(Data about app and page elements)
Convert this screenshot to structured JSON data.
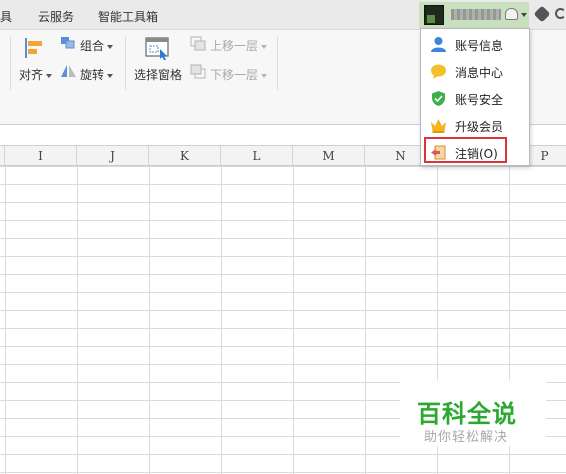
{
  "menubar": {
    "items": [
      "具",
      "云服务",
      "智能工具箱"
    ]
  },
  "toolbar": {
    "align_label": "对齐",
    "group_label": "组合",
    "rotate_label": "旋转",
    "selection_pane_label": "选择窗格",
    "move_up_label": "上移一层",
    "move_down_label": "下移一层"
  },
  "columns": [
    "I",
    "J",
    "K",
    "L",
    "M",
    "N",
    "P"
  ],
  "account_menu": {
    "items": [
      {
        "label": "账号信息",
        "icon": "user-icon"
      },
      {
        "label": "消息中心",
        "icon": "message-icon"
      },
      {
        "label": "账号安全",
        "icon": "shield-icon"
      },
      {
        "label": "升级会员",
        "icon": "crown-icon"
      },
      {
        "label": "注销(O)",
        "icon": "logout-icon"
      }
    ]
  },
  "watermark": {
    "title": "百科全说",
    "subtitle": "助你轻松解决"
  },
  "colors": {
    "highlight": "#d9343b",
    "watermark_green": "#2ba82e",
    "account_bg": "#c9e0c0"
  }
}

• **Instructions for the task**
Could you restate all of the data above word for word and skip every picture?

• **The completed task**
Convert this screenshot to structured JSON data.
{
  "menubar": {
    "items": [
      "具",
      "云服务",
      "智能工具箱"
    ]
  },
  "toolbar": {
    "align_label": "对齐",
    "group_label": "组合",
    "rotate_label": "旋转",
    "selection_pane_label": "选择窗格",
    "move_up_label": "上移一层",
    "move_down_label": "下移一层"
  },
  "columns": [
    "I",
    "J",
    "K",
    "L",
    "M",
    "N",
    "P"
  ],
  "account_menu": {
    "items": [
      {
        "label": "账号信息",
        "icon": "user-icon"
      },
      {
        "label": "消息中心",
        "icon": "message-icon"
      },
      {
        "label": "账号安全",
        "icon": "shield-icon"
      },
      {
        "label": "升级会员",
        "icon": "crown-icon"
      },
      {
        "label": "注销(O)",
        "icon": "logout-icon"
      }
    ]
  },
  "watermark": {
    "title": "百科全说",
    "subtitle": "助你轻松解决"
  },
  "colors": {
    "highlight": "#d9343b",
    "watermark_green": "#2ba82e",
    "account_bg": "#c9e0c0"
  }
}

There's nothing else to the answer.